===== LISTED ENTRIES

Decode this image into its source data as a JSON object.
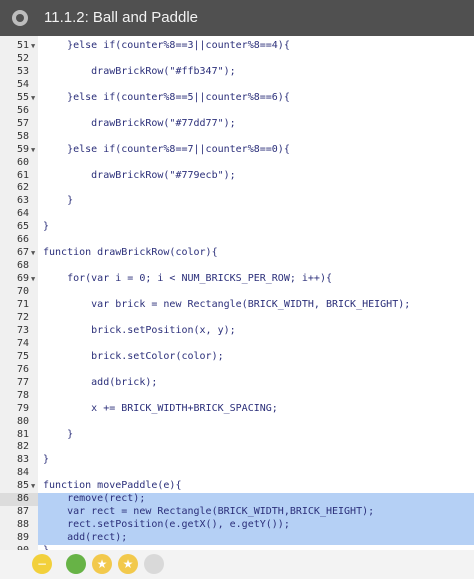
{
  "window": {
    "title": "11.1.2: Ball and Paddle"
  },
  "editor": {
    "lines": [
      {
        "n": "51",
        "fold": true,
        "text": "    }else if(counter%8==3||counter%8==4){"
      },
      {
        "n": "52",
        "fold": false,
        "text": ""
      },
      {
        "n": "53",
        "fold": false,
        "text": "        drawBrickRow(\"#ffb347\");"
      },
      {
        "n": "54",
        "fold": false,
        "text": ""
      },
      {
        "n": "55",
        "fold": true,
        "text": "    }else if(counter%8==5||counter%8==6){"
      },
      {
        "n": "56",
        "fold": false,
        "text": ""
      },
      {
        "n": "57",
        "fold": false,
        "text": "        drawBrickRow(\"#77dd77\");"
      },
      {
        "n": "58",
        "fold": false,
        "text": ""
      },
      {
        "n": "59",
        "fold": true,
        "text": "    }else if(counter%8==7||counter%8==0){"
      },
      {
        "n": "60",
        "fold": false,
        "text": ""
      },
      {
        "n": "61",
        "fold": false,
        "text": "        drawBrickRow(\"#779ecb\");"
      },
      {
        "n": "62",
        "fold": false,
        "text": ""
      },
      {
        "n": "63",
        "fold": false,
        "text": "    }"
      },
      {
        "n": "64",
        "fold": false,
        "text": ""
      },
      {
        "n": "65",
        "fold": false,
        "text": "}"
      },
      {
        "n": "66",
        "fold": false,
        "text": ""
      },
      {
        "n": "67",
        "fold": true,
        "text": "function drawBrickRow(color){"
      },
      {
        "n": "68",
        "fold": false,
        "text": ""
      },
      {
        "n": "69",
        "fold": true,
        "text": "    for(var i = 0; i < NUM_BRICKS_PER_ROW; i++){"
      },
      {
        "n": "70",
        "fold": false,
        "text": ""
      },
      {
        "n": "71",
        "fold": false,
        "text": "        var brick = new Rectangle(BRICK_WIDTH, BRICK_HEIGHT);"
      },
      {
        "n": "72",
        "fold": false,
        "text": ""
      },
      {
        "n": "73",
        "fold": false,
        "text": "        brick.setPosition(x, y);"
      },
      {
        "n": "74",
        "fold": false,
        "text": ""
      },
      {
        "n": "75",
        "fold": false,
        "text": "        brick.setColor(color);"
      },
      {
        "n": "76",
        "fold": false,
        "text": ""
      },
      {
        "n": "77",
        "fold": false,
        "text": "        add(brick);"
      },
      {
        "n": "78",
        "fold": false,
        "text": ""
      },
      {
        "n": "79",
        "fold": false,
        "text": "        x += BRICK_WIDTH+BRICK_SPACING;"
      },
      {
        "n": "80",
        "fold": false,
        "text": ""
      },
      {
        "n": "81",
        "fold": false,
        "text": "    }"
      },
      {
        "n": "82",
        "fold": false,
        "text": ""
      },
      {
        "n": "83",
        "fold": false,
        "text": "}"
      },
      {
        "n": "84",
        "fold": false,
        "text": ""
      },
      {
        "n": "85",
        "fold": true,
        "text": "function movePaddle(e){"
      },
      {
        "n": "86",
        "fold": false,
        "text": "    remove(rect);",
        "selected": true,
        "active": true
      },
      {
        "n": "87",
        "fold": false,
        "text": "    var rect = new Rectangle(BRICK_WIDTH,BRICK_HEIGHT);",
        "selected": true
      },
      {
        "n": "88",
        "fold": false,
        "text": "    rect.setPosition(e.getX(), e.getY());",
        "selected": true
      },
      {
        "n": "89",
        "fold": false,
        "text": "    add(rect);",
        "selected": true
      },
      {
        "n": "90",
        "fold": false,
        "text": "}"
      }
    ]
  },
  "colors": {
    "titlebar": "#505050",
    "selection": "#b5d0f5",
    "keyword": "#2b2f7a"
  },
  "bottom_bar": {
    "buttons": [
      {
        "name": "minus",
        "icon": "minus-icon",
        "glyph": "−",
        "color": "#f2d03b"
      },
      {
        "name": "green",
        "icon": "circle-icon",
        "glyph": "",
        "color": "#67b346"
      },
      {
        "name": "star-1",
        "icon": "star-icon",
        "glyph": "★",
        "color": "#f2c94c"
      },
      {
        "name": "star-2",
        "icon": "star-icon",
        "glyph": "★",
        "color": "#f2c94c"
      },
      {
        "name": "grey",
        "icon": "circle-icon",
        "glyph": "",
        "color": "#d9d9d9"
      }
    ]
  }
}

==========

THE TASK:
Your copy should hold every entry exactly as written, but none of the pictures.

RESPONSE:
Decode this image into its source data as a JSON object.
{
  "window": {
    "title": "11.1.2: Ball and Paddle"
  },
  "editor": {
    "lines": [
      {
        "n": "51",
        "fold": true,
        "text": "    }else if(counter%8==3||counter%8==4){"
      },
      {
        "n": "52",
        "fold": false,
        "text": ""
      },
      {
        "n": "53",
        "fold": false,
        "text": "        drawBrickRow(\"#ffb347\");"
      },
      {
        "n": "54",
        "fold": false,
        "text": ""
      },
      {
        "n": "55",
        "fold": true,
        "text": "    }else if(counter%8==5||counter%8==6){"
      },
      {
        "n": "56",
        "fold": false,
        "text": ""
      },
      {
        "n": "57",
        "fold": false,
        "text": "        drawBrickRow(\"#77dd77\");"
      },
      {
        "n": "58",
        "fold": false,
        "text": ""
      },
      {
        "n": "59",
        "fold": true,
        "text": "    }else if(counter%8==7||counter%8==0){"
      },
      {
        "n": "60",
        "fold": false,
        "text": ""
      },
      {
        "n": "61",
        "fold": false,
        "text": "        drawBrickRow(\"#779ecb\");"
      },
      {
        "n": "62",
        "fold": false,
        "text": ""
      },
      {
        "n": "63",
        "fold": false,
        "text": "    }"
      },
      {
        "n": "64",
        "fold": false,
        "text": ""
      },
      {
        "n": "65",
        "fold": false,
        "text": "}"
      },
      {
        "n": "66",
        "fold": false,
        "text": ""
      },
      {
        "n": "67",
        "fold": true,
        "text": "function drawBrickRow(color){"
      },
      {
        "n": "68",
        "fold": false,
        "text": ""
      },
      {
        "n": "69",
        "fold": true,
        "text": "    for(var i = 0; i < NUM_BRICKS_PER_ROW; i++){"
      },
      {
        "n": "70",
        "fold": false,
        "text": ""
      },
      {
        "n": "71",
        "fold": false,
        "text": "        var brick = new Rectangle(BRICK_WIDTH, BRICK_HEIGHT);"
      },
      {
        "n": "72",
        "fold": false,
        "text": ""
      },
      {
        "n": "73",
        "fold": false,
        "text": "        brick.setPosition(x, y);"
      },
      {
        "n": "74",
        "fold": false,
        "text": ""
      },
      {
        "n": "75",
        "fold": false,
        "text": "        brick.setColor(color);"
      },
      {
        "n": "76",
        "fold": false,
        "text": ""
      },
      {
        "n": "77",
        "fold": false,
        "text": "        add(brick);"
      },
      {
        "n": "78",
        "fold": false,
        "text": ""
      },
      {
        "n": "79",
        "fold": false,
        "text": "        x += BRICK_WIDTH+BRICK_SPACING;"
      },
      {
        "n": "80",
        "fold": false,
        "text": ""
      },
      {
        "n": "81",
        "fold": false,
        "text": "    }"
      },
      {
        "n": "82",
        "fold": false,
        "text": ""
      },
      {
        "n": "83",
        "fold": false,
        "text": "}"
      },
      {
        "n": "84",
        "fold": false,
        "text": ""
      },
      {
        "n": "85",
        "fold": true,
        "text": "function movePaddle(e){"
      },
      {
        "n": "86",
        "fold": false,
        "text": "    remove(rect);",
        "selected": true,
        "active": true
      },
      {
        "n": "87",
        "fold": false,
        "text": "    var rect = new Rectangle(BRICK_WIDTH,BRICK_HEIGHT);",
        "selected": true
      },
      {
        "n": "88",
        "fold": false,
        "text": "    rect.setPosition(e.getX(), e.getY());",
        "selected": true
      },
      {
        "n": "89",
        "fold": false,
        "text": "    add(rect);",
        "selected": true
      },
      {
        "n": "90",
        "fold": false,
        "text": "}"
      }
    ]
  },
  "colors": {
    "titlebar": "#505050",
    "selection": "#b5d0f5",
    "keyword": "#2b2f7a"
  },
  "bottom_bar": {
    "buttons": [
      {
        "name": "minus",
        "icon": "minus-icon",
        "glyph": "−",
        "color": "#f2d03b"
      },
      {
        "name": "green",
        "icon": "circle-icon",
        "glyph": "",
        "color": "#67b346"
      },
      {
        "name": "star-1",
        "icon": "star-icon",
        "glyph": "★",
        "color": "#f2c94c"
      },
      {
        "name": "star-2",
        "icon": "star-icon",
        "glyph": "★",
        "color": "#f2c94c"
      },
      {
        "name": "grey",
        "icon": "circle-icon",
        "glyph": "",
        "color": "#d9d9d9"
      }
    ]
  }
}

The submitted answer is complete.